Throughout the education system, it is common to demand accountability. We demand it of schools through standardized tests. We demand it of teachers through student rankings. We demand it of students if they want to get into a top university and we give each of them report cards which prominently present their performance.
We rank universities. We rate profs. We have websites listing bird courses.
However, the one area where little to no accountability is demanded is for educational materials, despite the vast amount of money spent on them as well as the enormous impact they have on learning (as funding cuts mean they can easily remain in service for 20 or more years).
The cost of textbooks has soared by 1,041 percent since 1977, more than three times the rate of inflation. Yet there is absolutely no proof that any of this extra spending provides any value.
What it does
It provides a toolkit with which to analyze textbooks or online lessons for everything from usability to poorly phrased sentences to poor practice questions.
How I built it
Challenges I ran into

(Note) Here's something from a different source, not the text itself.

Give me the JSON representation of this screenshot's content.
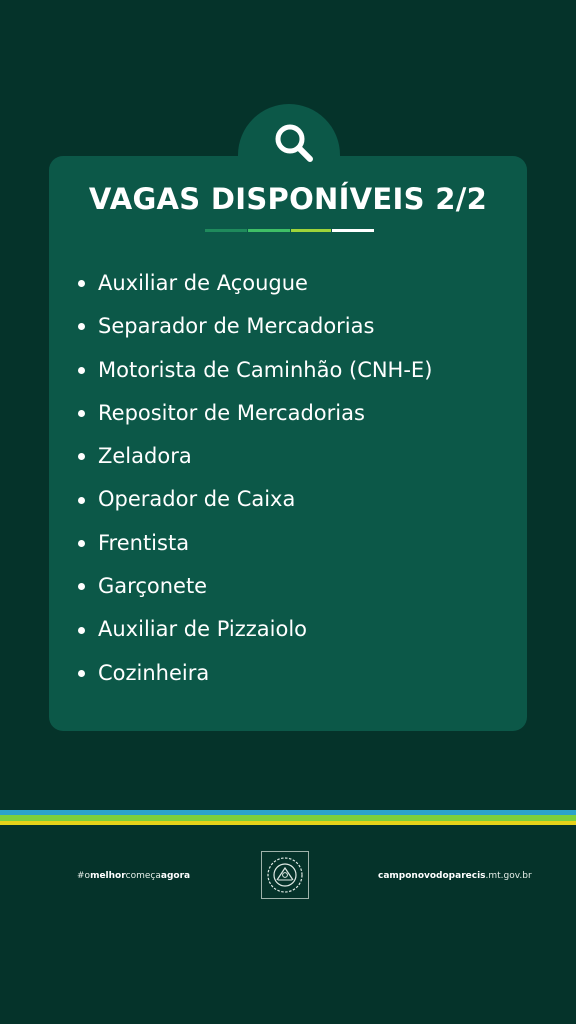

I used Flask, a framework which I had never used before but hoped to integrate with various data science libraries. Unfortunately I did not get the databases to work in full, so no machine learning could be applied. It also took far more time to integrate the charting than desired, forcing cuts to the analytics side of development.